Things change. I’m currently enmeshed in the transition from one novel draft to the next. I’m working harder than I ever have to improve my scene transitions. It is literally exhausting, working on it at the intensity I currently am, from the analysis to the rewriting. This is new territory for me, which is nice. It’s encouraging to see that I have room to grow, can tell that, and can see a path forward.
Anyway, these days I mostly spend my social media time on Twitter (@smythsewn), which never lacks for writing-related drama. The perennial to-MFA-or-not-to-MFA debate popped up again last week, courtesy of an article about overpriced programs. Many hot takes resulted, but also some cool ones. I particularly liked Faylita Hix’s open-source MFA/professionalization thread, and Lincoln Michel’s post on everything he’s learned about “professional” writing.
One of the categories on this here blog that consistently gets attention, even after individual posts have fallen off most people’s radars, is “whenworldscollide.” That’s where I stick the stuff that lives in the Venn diagram of creative writing, scholarship, librarianship, and academic stuff. 2021’s been busy with that kind of stuff.
Early next year, my essay “Olympia, Wilderness, and Consumption in Laird Barron’s Old Leech Cycle” will be published in Fantastic Cities: American Urban Spaces in Science Fiction, Fantasy, and Horror. Likely not the rubric most people use for thinking about Old Leech, but it worked for me because I kept thinking about how very well Laird Barron does both Olympia and Washington, and also how little academics have yet written about either Barron or fiction set in Olympia. I probably wouldn’t have tried to write this piece back when I was first a librarian, trying to wall off different parts of my life and never really thinking about literary scholarship, but here we are.
Last week I moderated a lively discussion about the future of speculative fiction for James River Writers, the Central Virginia writing org on whose Board of Directors I served some years ago. Our conversation roamed over many topics, but I wound up juggling my writing hat and my library hat a bit, in particular on the question of genre labels and taxonomies. A tough issue that continues to get tougher as readers’ tastes solidify and specify. Many U.S. readers have no nearby bookstore they can happily browse, and many factors (not least the pandemic) have continued to drive book buyers to online sellers. In that environment, what a book is classified as can at times matter far more than it used to… to the reader, writer, publisher, OR library.
Finally, back in May I had the distinct (and new for me!) pleasure of serving as a keynote speaker at a symposium hosted by the University of Calgary, “Integrating Library, Archives and Special Collections into Creative Writing Pedagogy: An Experiential Symposium.” It was an honor and super-invigorating to present and help plan with the organizers and my fellow keynoter, David Pavelich. This event was some years in the making and had to be shifted online due to the pandemic, which put a damper on some facets and allowed for new ones, including broader attendance. None of it could have happened without the indefatigable efforts of my Canadian colleagues, Melanie Boyd, Aritha van Herk, and Jason Nisenson. Lots of great “whenworldscollide” moments here, but I have to say that it was a particular delight to talk about the research practices of various folks in horror and weird fiction.

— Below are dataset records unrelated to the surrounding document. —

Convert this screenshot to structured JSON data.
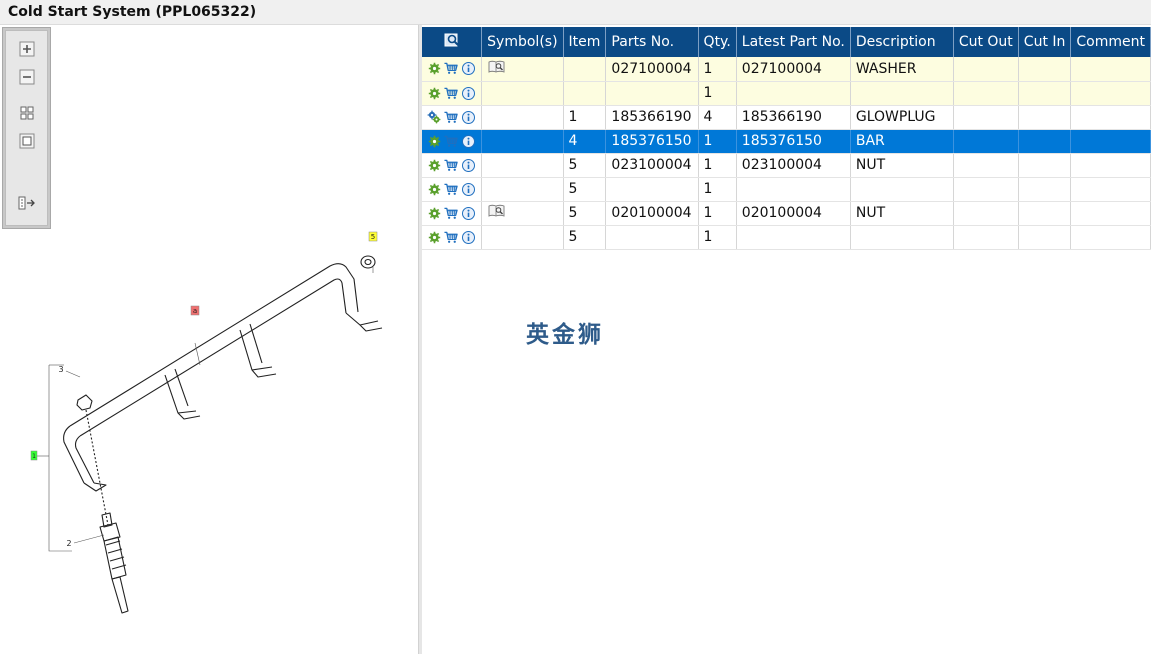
{
  "window": {
    "title": "Cold Start System (PPL065322)"
  },
  "toolbar": {
    "zoom_in": "zoom-in-icon",
    "zoom_out": "zoom-out-icon",
    "fit_all": "fit-all-icon",
    "fit_page": "fit-page-icon",
    "export": "export-icon"
  },
  "diagram": {
    "callouts": [
      "5",
      "a",
      "3",
      "1",
      "2"
    ]
  },
  "table": {
    "headers": [
      "",
      "Symbol(s)",
      "Item",
      "Parts No.",
      "Qty.",
      "Latest Part No.",
      "Description",
      "Cut Out",
      "Cut In",
      "Comment"
    ],
    "rows": [
      {
        "symbol": "book-icon",
        "item": "",
        "parts_no": "027100004",
        "qty": "1",
        "latest": "027100004",
        "desc": "WASHER",
        "cut_out": "",
        "cut_in": "",
        "comment": "",
        "state": "hl",
        "gear": "single"
      },
      {
        "symbol": "",
        "item": "",
        "parts_no": "",
        "qty": "1",
        "latest": "",
        "desc": "",
        "cut_out": "",
        "cut_in": "",
        "comment": "",
        "state": "hl",
        "gear": "single"
      },
      {
        "symbol": "",
        "item": "1",
        "parts_no": "185366190",
        "qty": "4",
        "latest": "185366190",
        "desc": "GLOWPLUG",
        "cut_out": "",
        "cut_in": "",
        "comment": "",
        "state": "",
        "gear": "double"
      },
      {
        "symbol": "",
        "item": "4",
        "parts_no": "185376150",
        "qty": "1",
        "latest": "185376150",
        "desc": "BAR",
        "cut_out": "",
        "cut_in": "",
        "comment": "",
        "state": "sel",
        "gear": "single"
      },
      {
        "symbol": "",
        "item": "5",
        "parts_no": "023100004",
        "qty": "1",
        "latest": "023100004",
        "desc": "NUT",
        "cut_out": "",
        "cut_in": "",
        "comment": "",
        "state": "",
        "gear": "single"
      },
      {
        "symbol": "",
        "item": "5",
        "parts_no": "",
        "qty": "1",
        "latest": "",
        "desc": "",
        "cut_out": "",
        "cut_in": "",
        "comment": "",
        "state": "",
        "gear": "single"
      },
      {
        "symbol": "book-icon",
        "item": "5",
        "parts_no": "020100004",
        "qty": "1",
        "latest": "020100004",
        "desc": "NUT",
        "cut_out": "",
        "cut_in": "",
        "comment": "",
        "state": "",
        "gear": "single"
      },
      {
        "symbol": "",
        "item": "5",
        "parts_no": "",
        "qty": "1",
        "latest": "",
        "desc": "",
        "cut_out": "",
        "cut_in": "",
        "comment": "",
        "state": "",
        "gear": "single"
      }
    ]
  },
  "watermark": {
    "text": "英金狮"
  },
  "colors": {
    "header_bg": "#0b4a86",
    "selected_row": "#0078d7",
    "highlight_row": "#fdfde0",
    "gear_green": "#5aa02c",
    "cart_blue": "#1f6fbf"
  }
}
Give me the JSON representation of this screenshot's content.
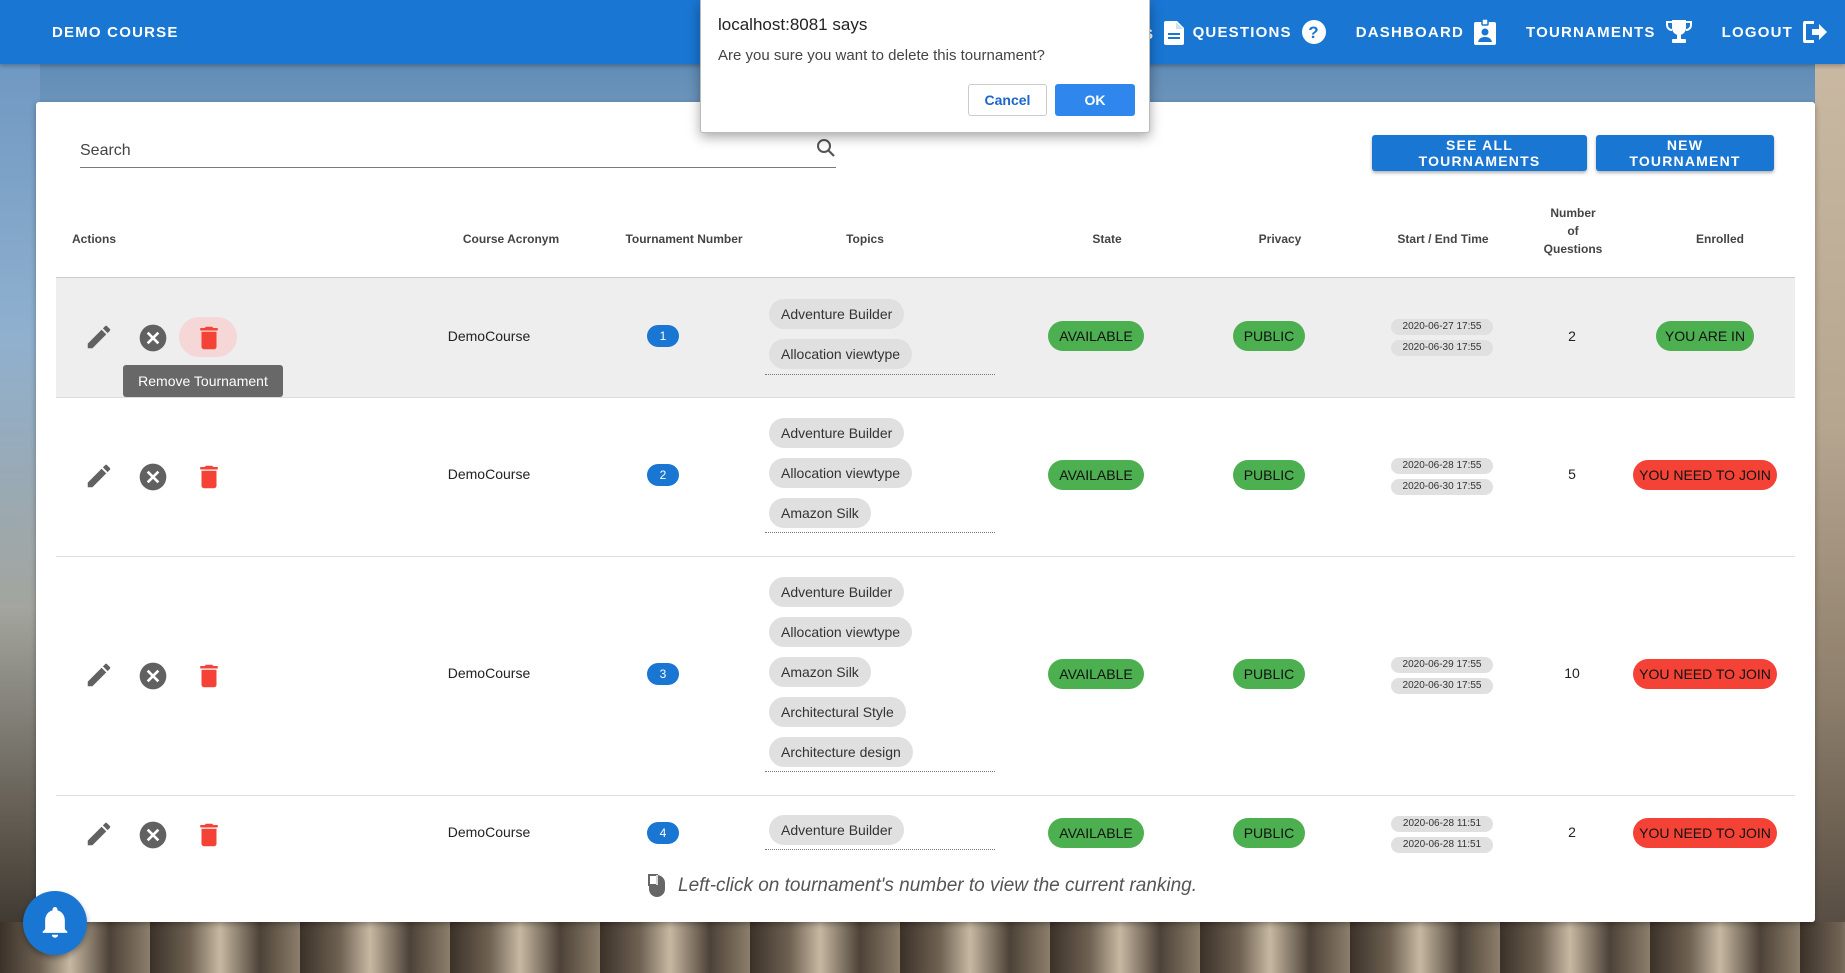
{
  "app": {
    "brand": "DEMO COURSE",
    "nav": {
      "partial_label": "S",
      "questions": "QUESTIONS",
      "dashboard": "DASHBOARD",
      "tournaments": "TOURNAMENTS",
      "logout": "LOGOUT"
    }
  },
  "search": {
    "placeholder": "Search",
    "value": ""
  },
  "buttons": {
    "see_all": "SEE ALL TOURNAMENTS",
    "new": "NEW TOURNAMENT"
  },
  "table": {
    "headers": {
      "actions": "Actions",
      "acronym": "Course Acronym",
      "number": "Tournament Number",
      "topics": "Topics",
      "state": "State",
      "privacy": "Privacy",
      "time": "Start / End Time",
      "questions_line1": "Number",
      "questions_line2": "of",
      "questions_line3": "Questions",
      "enrolled": "Enrolled"
    },
    "rows": [
      {
        "acronym": "DemoCourse",
        "number": "1",
        "topics": [
          "Adventure Builder",
          "Allocation viewtype"
        ],
        "state": "AVAILABLE",
        "privacy": "PUBLIC",
        "start": "2020-06-27 17:55",
        "end": "2020-06-30 17:55",
        "questions": "2",
        "enrolled": "YOU ARE IN"
      },
      {
        "acronym": "DemoCourse",
        "number": "2",
        "topics": [
          "Adventure Builder",
          "Allocation viewtype",
          "Amazon Silk"
        ],
        "state": "AVAILABLE",
        "privacy": "PUBLIC",
        "start": "2020-06-28 17:55",
        "end": "2020-06-30 17:55",
        "questions": "5",
        "enrolled": "YOU NEED TO JOIN"
      },
      {
        "acronym": "DemoCourse",
        "number": "3",
        "topics": [
          "Adventure Builder",
          "Allocation viewtype",
          "Amazon Silk",
          "Architectural Style",
          "Architecture design"
        ],
        "state": "AVAILABLE",
        "privacy": "PUBLIC",
        "start": "2020-06-29 17:55",
        "end": "2020-06-30 17:55",
        "questions": "10",
        "enrolled": "YOU NEED TO JOIN"
      },
      {
        "acronym": "DemoCourse",
        "number": "4",
        "topics": [
          "Adventure Builder"
        ],
        "state": "AVAILABLE",
        "privacy": "PUBLIC",
        "start": "2020-06-28 11:51",
        "end": "2020-06-28 11:51",
        "questions": "2",
        "enrolled": "YOU NEED TO JOIN"
      }
    ]
  },
  "tooltip": "Remove Tournament",
  "footer_note": "Left-click on tournament's number to view the current ranking.",
  "dialog": {
    "title": "localhost:8081 says",
    "message": "Are you sure you want to delete this tournament?",
    "cancel": "Cancel",
    "ok": "OK"
  },
  "colors": {
    "primary": "#1976d2",
    "success": "#4caf50",
    "error": "#f44336",
    "icon_grey": "#616161"
  }
}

Do you read fantasy, science fiction, horror, or related genres? Do you know where you’ll be on the evening of July 28, 2021? Come check out an online panel discussion put on by James River Writers about The Future of Speculative Fiction. Hear from speakers M.K. England, Stephanie Toliver, and Nghi Vo about what’s in store for fiction that shows us alternate worlds. I’ll be moderating this exploration of what’s new, what’s back, and what’s next.